*Work instructions*:
From the material below, return every line that includes "equal".

────────

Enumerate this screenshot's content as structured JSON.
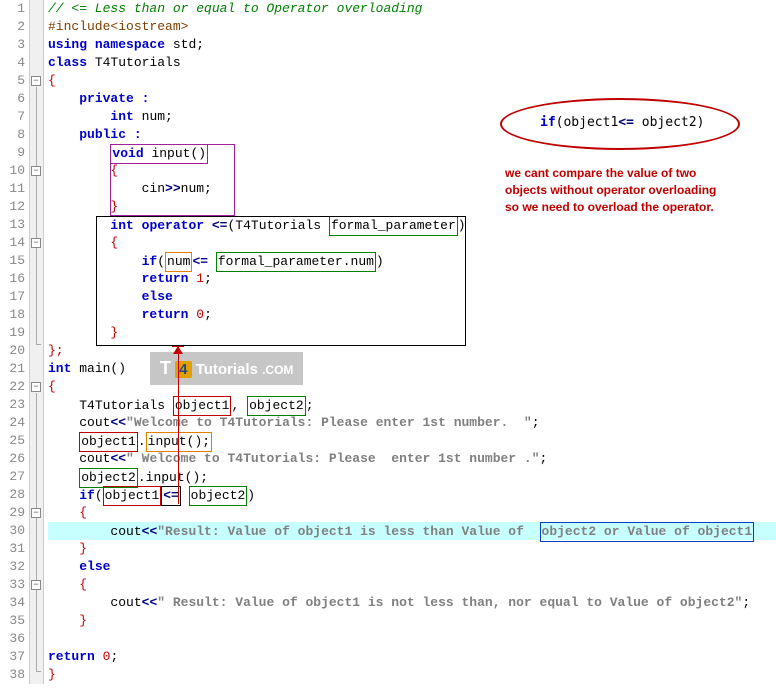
{
  "lines": {
    "l1": "// <= Less than or equal to Operator overloading",
    "l2a": "#include",
    "l2b": "<iostream>",
    "l3a": "using",
    "l3b": "namespace",
    "l3c": "std",
    "l4a": "class",
    "l4b": "T4Tutorials",
    "l5": "{",
    "l6": "private :",
    "l7a": "int",
    "l7b": "num",
    "l8": "public :",
    "l9a": "void",
    "l9b": "input()",
    "l10": "{",
    "l11a": "cin",
    "l11b": ">>",
    "l11c": "num",
    "l12": "}",
    "l13a": "int",
    "l13b": "operator",
    "l13c": "<=",
    "l13d": "T4Tutorials",
    "l13e": "formal_parameter",
    "l14": "{",
    "l15a": "if",
    "l15b": "num",
    "l15c": "<=",
    "l15d": "formal_parameter",
    "l15e": "num",
    "l16a": "return",
    "l16b": "1",
    "l17": "else",
    "l18a": "return",
    "l18b": "0",
    "l19": "}",
    "l20": "};",
    "l21a": "int",
    "l21b": "main()",
    "l22": "{",
    "l23a": "T4Tutorials",
    "l23b": "object1",
    "l23c": "object2",
    "l24a": "cout",
    "l24b": "<<",
    "l24c": "\"Welcome to T4Tutorials: Please enter 1st number.  \"",
    "l25a": "object1",
    "l25b": "input()",
    "l26a": "cout",
    "l26b": "<<",
    "l26c": "\" Welcome to T4Tutorials: Please  enter 1st number .\"",
    "l27a": "object2",
    "l27b": "input()",
    "l28a": "if",
    "l28b": "object1",
    "l28c": "<=",
    "l28d": "object2",
    "l29": "{",
    "l30a": "cout",
    "l30b": "<<",
    "l30c": "\"Result: Value of object1 is less than Value of  ",
    "l30d": "object2 or Value of object1",
    "l31": "}",
    "l32": "else",
    "l33": "{",
    "l34a": "cout",
    "l34b": "<<",
    "l34c": "\" Result: Value of object1 is not less than, nor equal to Value of object2\"",
    "l35": "}",
    "l36": "",
    "l37a": "return",
    "l37b": "0",
    "l38": "}"
  },
  "annotation": {
    "ellipse_code_a": "if",
    "ellipse_code_b": "object1",
    "ellipse_code_c": "<=",
    "ellipse_code_d": "object2",
    "text1": "we cant compare the value of two",
    "text2": "objects without operator overloading",
    "text3": "so we need to overload the operator."
  },
  "watermark": {
    "t": "T",
    "four": "4",
    "rest": "Tutorials",
    "dotcom": ".COM"
  },
  "line_numbers": [
    "1",
    "2",
    "3",
    "4",
    "5",
    "6",
    "7",
    "8",
    "9",
    "10",
    "11",
    "12",
    "13",
    "14",
    "15",
    "16",
    "17",
    "18",
    "19",
    "20",
    "21",
    "22",
    "23",
    "24",
    "25",
    "26",
    "27",
    "28",
    "29",
    "30",
    "31",
    "32",
    "33",
    "34",
    "35",
    "36",
    "37",
    "38"
  ]
}
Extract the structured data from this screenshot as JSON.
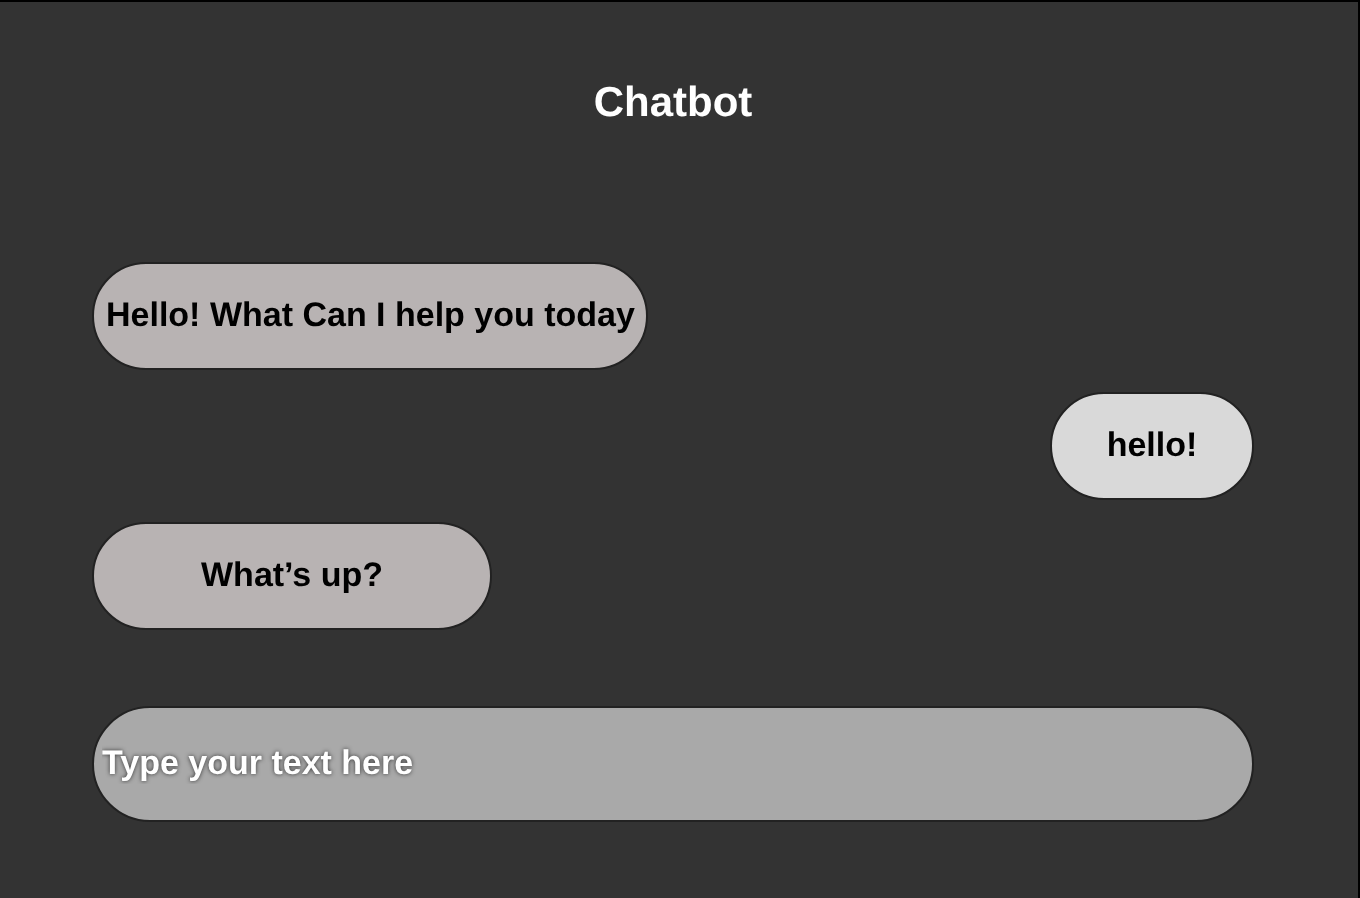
{
  "title": "Chatbot",
  "messages": [
    {
      "kind": "bot",
      "text": "Hello! What Can I help you today"
    },
    {
      "kind": "user",
      "text": "hello!"
    },
    {
      "kind": "bot",
      "text": "What’s up?"
    }
  ],
  "input": {
    "placeholder": "Type your text here"
  }
}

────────

*Written response*:
    "l1": "// <= Less than or equal to Operator overloading",
    "l34c": "\" Result: Value of object1 is not less than, nor equal to Value of object2\"",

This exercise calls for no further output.